*WHAT IS BEING ASKED*: Present the following entries again, word for word and in full.

*SOURCE DATA*:
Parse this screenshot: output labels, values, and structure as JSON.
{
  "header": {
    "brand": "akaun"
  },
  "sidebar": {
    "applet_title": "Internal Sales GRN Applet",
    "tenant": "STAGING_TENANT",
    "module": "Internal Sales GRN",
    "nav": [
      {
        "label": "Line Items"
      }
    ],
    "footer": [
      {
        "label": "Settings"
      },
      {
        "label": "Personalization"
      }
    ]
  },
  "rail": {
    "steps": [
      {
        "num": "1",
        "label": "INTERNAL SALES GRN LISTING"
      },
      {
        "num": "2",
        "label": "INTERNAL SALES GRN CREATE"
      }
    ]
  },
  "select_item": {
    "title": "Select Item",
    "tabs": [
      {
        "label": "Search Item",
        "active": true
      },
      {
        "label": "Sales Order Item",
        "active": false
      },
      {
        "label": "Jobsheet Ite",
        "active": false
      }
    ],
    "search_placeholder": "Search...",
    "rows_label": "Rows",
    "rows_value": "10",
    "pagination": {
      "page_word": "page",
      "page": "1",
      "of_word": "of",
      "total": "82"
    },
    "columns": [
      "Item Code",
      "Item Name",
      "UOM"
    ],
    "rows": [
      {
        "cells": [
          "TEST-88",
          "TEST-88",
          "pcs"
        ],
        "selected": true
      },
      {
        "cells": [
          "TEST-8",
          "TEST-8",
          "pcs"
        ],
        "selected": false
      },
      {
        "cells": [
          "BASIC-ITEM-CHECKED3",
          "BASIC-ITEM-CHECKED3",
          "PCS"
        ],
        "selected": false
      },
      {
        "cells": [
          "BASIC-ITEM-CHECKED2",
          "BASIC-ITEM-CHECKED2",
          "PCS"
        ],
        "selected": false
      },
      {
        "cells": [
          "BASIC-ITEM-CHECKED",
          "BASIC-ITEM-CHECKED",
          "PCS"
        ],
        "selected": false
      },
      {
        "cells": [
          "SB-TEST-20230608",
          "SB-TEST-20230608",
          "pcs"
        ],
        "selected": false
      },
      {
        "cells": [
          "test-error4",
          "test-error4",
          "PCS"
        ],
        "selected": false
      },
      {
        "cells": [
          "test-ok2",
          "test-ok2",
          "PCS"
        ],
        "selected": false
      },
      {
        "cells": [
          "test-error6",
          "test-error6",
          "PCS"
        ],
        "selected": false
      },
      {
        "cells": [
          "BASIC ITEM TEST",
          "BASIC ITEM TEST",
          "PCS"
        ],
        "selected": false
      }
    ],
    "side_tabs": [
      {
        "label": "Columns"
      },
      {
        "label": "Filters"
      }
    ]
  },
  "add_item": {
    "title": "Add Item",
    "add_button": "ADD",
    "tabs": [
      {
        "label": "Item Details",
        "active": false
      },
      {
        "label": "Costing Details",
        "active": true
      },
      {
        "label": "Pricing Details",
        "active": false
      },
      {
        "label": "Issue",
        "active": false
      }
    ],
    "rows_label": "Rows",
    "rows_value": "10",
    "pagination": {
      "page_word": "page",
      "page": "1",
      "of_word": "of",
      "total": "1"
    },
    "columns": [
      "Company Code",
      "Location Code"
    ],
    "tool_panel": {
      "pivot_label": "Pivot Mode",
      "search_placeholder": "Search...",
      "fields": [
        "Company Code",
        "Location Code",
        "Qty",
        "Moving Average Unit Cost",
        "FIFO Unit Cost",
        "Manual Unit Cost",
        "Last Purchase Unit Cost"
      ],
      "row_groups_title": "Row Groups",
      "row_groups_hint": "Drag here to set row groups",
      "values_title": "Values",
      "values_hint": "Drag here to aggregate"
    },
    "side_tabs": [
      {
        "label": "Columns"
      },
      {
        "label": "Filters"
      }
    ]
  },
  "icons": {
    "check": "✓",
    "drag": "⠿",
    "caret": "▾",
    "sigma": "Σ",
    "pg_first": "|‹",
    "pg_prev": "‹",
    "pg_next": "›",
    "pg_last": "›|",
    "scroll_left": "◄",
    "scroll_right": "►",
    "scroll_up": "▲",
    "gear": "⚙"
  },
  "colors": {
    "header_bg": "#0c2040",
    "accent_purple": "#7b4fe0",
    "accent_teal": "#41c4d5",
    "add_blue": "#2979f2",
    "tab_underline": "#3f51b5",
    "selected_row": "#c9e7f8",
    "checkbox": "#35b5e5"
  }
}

*RESULT OF THIS TASK*:
Parse this screenshot: output labels, values, and structure as JSON.
{
  "header": {
    "brand": "akaun"
  },
  "sidebar": {
    "applet_title": "Internal Sales GRN Applet",
    "tenant": "STAGING_TENANT",
    "module": "Internal Sales GRN",
    "nav": [
      {
        "label": "Line Items"
      }
    ],
    "footer": [
      {
        "label": "Settings"
      },
      {
        "label": "Personalization"
      }
    ]
  },
  "rail": {
    "steps": [
      {
        "num": "1",
        "label": "INTERNAL SALES GRN LISTING"
      },
      {
        "num": "2",
        "label": "INTERNAL SALES GRN CREATE"
      }
    ]
  },
  "select_item": {
    "title": "Select Item",
    "tabs": [
      {
        "label": "Search Item",
        "active": true
      },
      {
        "label": "Sales Order Item",
        "active": false
      },
      {
        "label": "Jobsheet Ite",
        "active": false
      }
    ],
    "search_placeholder": "Search...",
    "rows_label": "Rows",
    "rows_value": "10",
    "pagination": {
      "page_word": "page",
      "page": "1",
      "of_word": "of",
      "total": "82"
    },
    "columns": [
      "Item Code",
      "Item Name",
      "UOM"
    ],
    "rows": [
      {
        "cells": [
          "TEST-88",
          "TEST-88",
          "pcs"
        ],
        "selected": true
      },
      {
        "cells": [
          "TEST-8",
          "TEST-8",
          "pcs"
        ],
        "selected": false
      },
      {
        "cells": [
          "BASIC-ITEM-CHECKED3",
          "BASIC-ITEM-CHECKED3",
          "PCS"
        ],
        "selected": false
      },
      {
        "cells": [
          "BASIC-ITEM-CHECKED2",
          "BASIC-ITEM-CHECKED2",
          "PCS"
        ],
        "selected": false
      },
      {
        "cells": [
          "BASIC-ITEM-CHECKED",
          "BASIC-ITEM-CHECKED",
          "PCS"
        ],
        "selected": false
      },
      {
        "cells": [
          "SB-TEST-20230608",
          "SB-TEST-20230608",
          "pcs"
        ],
        "selected": false
      },
      {
        "cells": [
          "test-error4",
          "test-error4",
          "PCS"
        ],
        "selected": false
      },
      {
        "cells": [
          "test-ok2",
          "test-ok2",
          "PCS"
        ],
        "selected": false
      },
      {
        "cells": [
          "test-error6",
          "test-error6",
          "PCS"
        ],
        "selected": false
      },
      {
        "cells": [
          "BASIC ITEM TEST",
          "BASIC ITEM TEST",
          "PCS"
        ],
        "selected": false
      }
    ],
    "side_tabs": [
      {
        "label": "Columns"
      },
      {
        "label": "Filters"
      }
    ]
  },
  "add_item": {
    "title": "Add Item",
    "add_button": "ADD",
    "tabs": [
      {
        "label": "Item Details",
        "active": false
      },
      {
        "label": "Costing Details",
        "active": true
      },
      {
        "label": "Pricing Details",
        "active": false
      },
      {
        "label": "Issue",
        "active": false
      }
    ],
    "rows_label": "Rows",
    "rows_value": "10",
    "pagination": {
      "page_word": "page",
      "page": "1",
      "of_word": "of",
      "total": "1"
    },
    "columns": [
      "Company Code",
      "Location Code"
    ],
    "tool_panel": {
      "pivot_label": "Pivot Mode",
      "search_placeholder": "Search...",
      "fields": [
        "Company Code",
        "Location Code",
        "Qty",
        "Moving Average Unit Cost",
        "FIFO Unit Cost",
        "Manual Unit Cost",
        "Last Purchase Unit Cost"
      ],
      "row_groups_title": "Row Groups",
      "row_groups_hint": "Drag here to set row groups",
      "values_title": "Values",
      "values_hint": "Drag here to aggregate"
    },
    "side_tabs": [
      {
        "label": "Columns"
      },
      {
        "label": "Filters"
      }
    ]
  },
  "icons": {
    "check": "✓",
    "drag": "⠿",
    "caret": "▾",
    "sigma": "Σ",
    "pg_first": "|‹",
    "pg_prev": "‹",
    "pg_next": "›",
    "pg_last": "›|",
    "scroll_left": "◄",
    "scroll_right": "►",
    "scroll_up": "▲",
    "gear": "⚙"
  },
  "colors": {
    "header_bg": "#0c2040",
    "accent_purple": "#7b4fe0",
    "accent_teal": "#41c4d5",
    "add_blue": "#2979f2",
    "tab_underline": "#3f51b5",
    "selected_row": "#c9e7f8",
    "checkbox": "#35b5e5"
  }
}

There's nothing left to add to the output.